Copy every line of the records that includes the word "Teapot".

→ Material for this task

----------------------------------------

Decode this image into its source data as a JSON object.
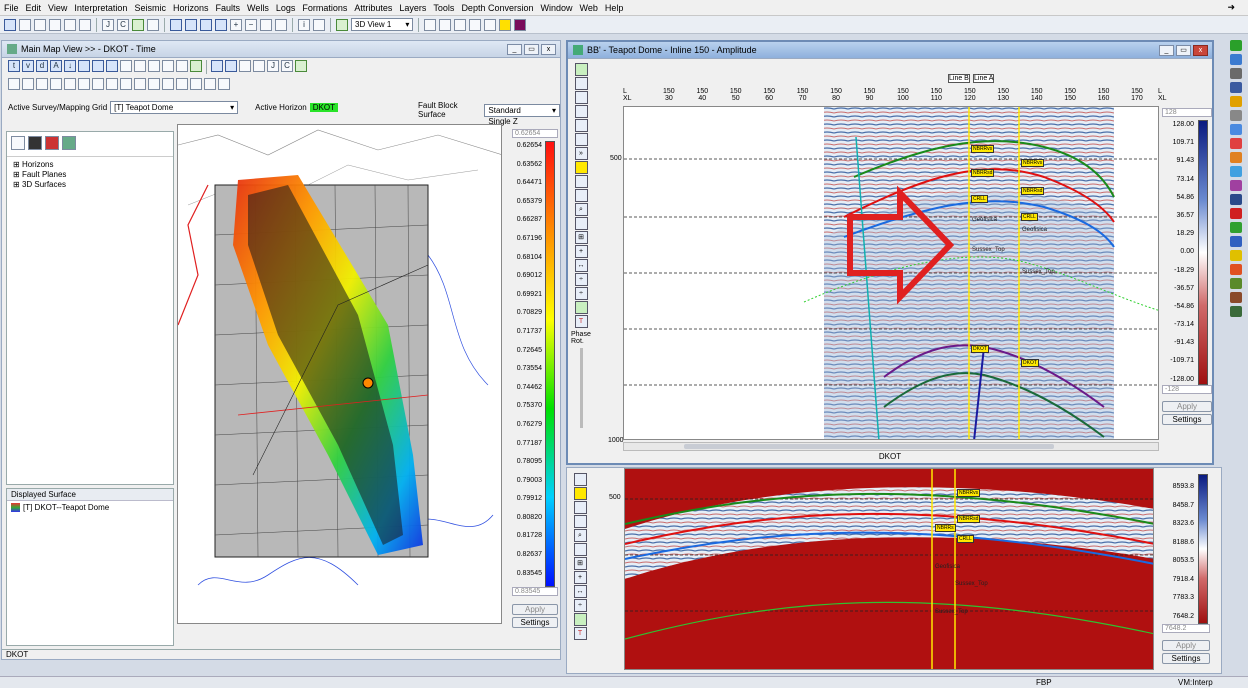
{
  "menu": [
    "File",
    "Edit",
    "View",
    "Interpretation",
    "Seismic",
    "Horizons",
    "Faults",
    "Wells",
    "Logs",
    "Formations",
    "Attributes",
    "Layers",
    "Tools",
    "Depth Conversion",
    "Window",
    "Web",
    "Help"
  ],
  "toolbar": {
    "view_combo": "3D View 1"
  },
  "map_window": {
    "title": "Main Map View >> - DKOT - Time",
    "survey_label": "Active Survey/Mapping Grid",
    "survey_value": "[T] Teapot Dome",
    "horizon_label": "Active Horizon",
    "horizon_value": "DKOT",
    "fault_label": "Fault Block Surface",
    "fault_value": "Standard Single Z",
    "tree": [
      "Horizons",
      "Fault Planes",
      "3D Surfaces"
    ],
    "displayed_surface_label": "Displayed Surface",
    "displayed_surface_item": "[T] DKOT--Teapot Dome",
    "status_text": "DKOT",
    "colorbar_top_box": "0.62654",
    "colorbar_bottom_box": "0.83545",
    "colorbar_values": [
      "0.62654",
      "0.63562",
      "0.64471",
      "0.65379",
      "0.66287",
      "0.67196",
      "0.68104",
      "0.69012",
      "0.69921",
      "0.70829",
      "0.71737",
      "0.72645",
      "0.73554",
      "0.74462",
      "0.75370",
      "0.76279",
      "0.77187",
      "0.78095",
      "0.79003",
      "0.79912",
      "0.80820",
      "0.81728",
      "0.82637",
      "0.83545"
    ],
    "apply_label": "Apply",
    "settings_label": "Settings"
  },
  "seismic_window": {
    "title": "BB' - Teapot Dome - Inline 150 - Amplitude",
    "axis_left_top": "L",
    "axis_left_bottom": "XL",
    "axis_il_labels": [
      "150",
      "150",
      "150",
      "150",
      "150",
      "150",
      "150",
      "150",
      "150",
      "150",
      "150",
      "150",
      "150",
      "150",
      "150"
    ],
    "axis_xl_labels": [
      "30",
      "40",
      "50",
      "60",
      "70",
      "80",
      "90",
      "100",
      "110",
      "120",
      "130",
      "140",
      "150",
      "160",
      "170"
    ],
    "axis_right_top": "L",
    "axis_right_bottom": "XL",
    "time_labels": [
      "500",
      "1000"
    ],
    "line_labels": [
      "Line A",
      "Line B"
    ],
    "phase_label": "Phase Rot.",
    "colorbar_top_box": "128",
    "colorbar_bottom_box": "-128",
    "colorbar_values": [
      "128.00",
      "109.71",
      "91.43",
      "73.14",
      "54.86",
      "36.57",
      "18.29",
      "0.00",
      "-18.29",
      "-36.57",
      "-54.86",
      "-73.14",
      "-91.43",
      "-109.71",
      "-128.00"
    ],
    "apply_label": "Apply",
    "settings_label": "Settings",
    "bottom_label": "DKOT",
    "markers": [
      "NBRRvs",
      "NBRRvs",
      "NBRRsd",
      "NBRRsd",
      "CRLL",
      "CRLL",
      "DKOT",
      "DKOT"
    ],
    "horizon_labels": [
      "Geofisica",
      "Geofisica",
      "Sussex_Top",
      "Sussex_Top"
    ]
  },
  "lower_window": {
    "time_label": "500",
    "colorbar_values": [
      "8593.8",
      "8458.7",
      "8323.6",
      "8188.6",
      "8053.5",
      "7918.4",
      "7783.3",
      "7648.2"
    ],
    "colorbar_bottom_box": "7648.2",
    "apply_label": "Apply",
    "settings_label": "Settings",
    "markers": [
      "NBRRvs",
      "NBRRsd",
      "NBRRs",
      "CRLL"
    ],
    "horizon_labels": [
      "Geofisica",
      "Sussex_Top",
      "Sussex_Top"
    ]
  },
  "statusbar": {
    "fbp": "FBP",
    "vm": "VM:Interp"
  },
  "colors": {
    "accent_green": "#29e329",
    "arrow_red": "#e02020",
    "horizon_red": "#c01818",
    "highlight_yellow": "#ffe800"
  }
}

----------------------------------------

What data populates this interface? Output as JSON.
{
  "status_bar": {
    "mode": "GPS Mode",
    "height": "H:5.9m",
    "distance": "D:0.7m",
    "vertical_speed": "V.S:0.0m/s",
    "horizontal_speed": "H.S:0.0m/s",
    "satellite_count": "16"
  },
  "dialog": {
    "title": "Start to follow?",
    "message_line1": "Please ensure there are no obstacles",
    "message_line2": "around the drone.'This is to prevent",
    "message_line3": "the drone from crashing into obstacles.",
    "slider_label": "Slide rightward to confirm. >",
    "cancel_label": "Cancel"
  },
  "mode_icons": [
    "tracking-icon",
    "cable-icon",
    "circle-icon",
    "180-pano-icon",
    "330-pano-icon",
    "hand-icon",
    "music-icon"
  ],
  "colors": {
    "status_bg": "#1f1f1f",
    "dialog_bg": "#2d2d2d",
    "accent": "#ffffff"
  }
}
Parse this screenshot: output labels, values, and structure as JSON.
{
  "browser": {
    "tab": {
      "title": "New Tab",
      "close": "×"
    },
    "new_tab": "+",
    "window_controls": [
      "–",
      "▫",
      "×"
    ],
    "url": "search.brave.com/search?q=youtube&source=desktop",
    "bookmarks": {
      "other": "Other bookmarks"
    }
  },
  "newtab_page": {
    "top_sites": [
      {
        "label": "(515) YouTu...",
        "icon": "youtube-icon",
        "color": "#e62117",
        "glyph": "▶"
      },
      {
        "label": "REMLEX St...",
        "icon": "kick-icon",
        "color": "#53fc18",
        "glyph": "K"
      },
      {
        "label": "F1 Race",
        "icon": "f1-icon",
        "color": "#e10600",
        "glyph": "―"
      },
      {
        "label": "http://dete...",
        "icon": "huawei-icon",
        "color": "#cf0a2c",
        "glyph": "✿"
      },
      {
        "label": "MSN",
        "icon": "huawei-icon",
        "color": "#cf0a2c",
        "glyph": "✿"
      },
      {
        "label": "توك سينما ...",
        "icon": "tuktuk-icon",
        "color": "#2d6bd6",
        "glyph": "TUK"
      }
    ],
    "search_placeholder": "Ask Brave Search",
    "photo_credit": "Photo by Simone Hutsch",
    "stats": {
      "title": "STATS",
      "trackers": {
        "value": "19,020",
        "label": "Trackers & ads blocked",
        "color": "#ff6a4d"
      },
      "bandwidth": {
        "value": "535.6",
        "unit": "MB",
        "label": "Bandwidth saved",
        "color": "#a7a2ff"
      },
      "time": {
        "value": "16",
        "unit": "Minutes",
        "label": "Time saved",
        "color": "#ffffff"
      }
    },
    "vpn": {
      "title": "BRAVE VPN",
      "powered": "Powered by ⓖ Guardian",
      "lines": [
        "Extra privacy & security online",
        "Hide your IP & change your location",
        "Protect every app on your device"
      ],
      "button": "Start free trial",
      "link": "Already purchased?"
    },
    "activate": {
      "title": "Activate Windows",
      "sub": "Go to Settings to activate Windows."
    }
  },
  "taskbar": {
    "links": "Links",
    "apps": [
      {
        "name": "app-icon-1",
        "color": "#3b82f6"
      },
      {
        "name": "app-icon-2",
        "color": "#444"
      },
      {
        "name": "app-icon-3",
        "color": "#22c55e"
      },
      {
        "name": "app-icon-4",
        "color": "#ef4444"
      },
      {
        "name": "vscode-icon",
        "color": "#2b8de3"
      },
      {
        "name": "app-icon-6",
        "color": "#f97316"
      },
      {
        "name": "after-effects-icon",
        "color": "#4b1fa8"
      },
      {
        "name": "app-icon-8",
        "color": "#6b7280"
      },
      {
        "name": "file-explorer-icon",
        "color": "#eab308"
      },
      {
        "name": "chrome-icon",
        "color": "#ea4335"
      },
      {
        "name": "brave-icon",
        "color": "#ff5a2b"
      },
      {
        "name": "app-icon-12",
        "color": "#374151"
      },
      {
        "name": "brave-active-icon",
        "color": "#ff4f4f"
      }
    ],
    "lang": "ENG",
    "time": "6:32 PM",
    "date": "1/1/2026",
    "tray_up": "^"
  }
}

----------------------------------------

→ Written response
    "survey_value": "[T] Teapot Dome",
    "displayed_surface_item": "[T] DKOT--Teapot Dome",
    "title": "BB' - Teapot Dome - Inline 150 - Amplitude",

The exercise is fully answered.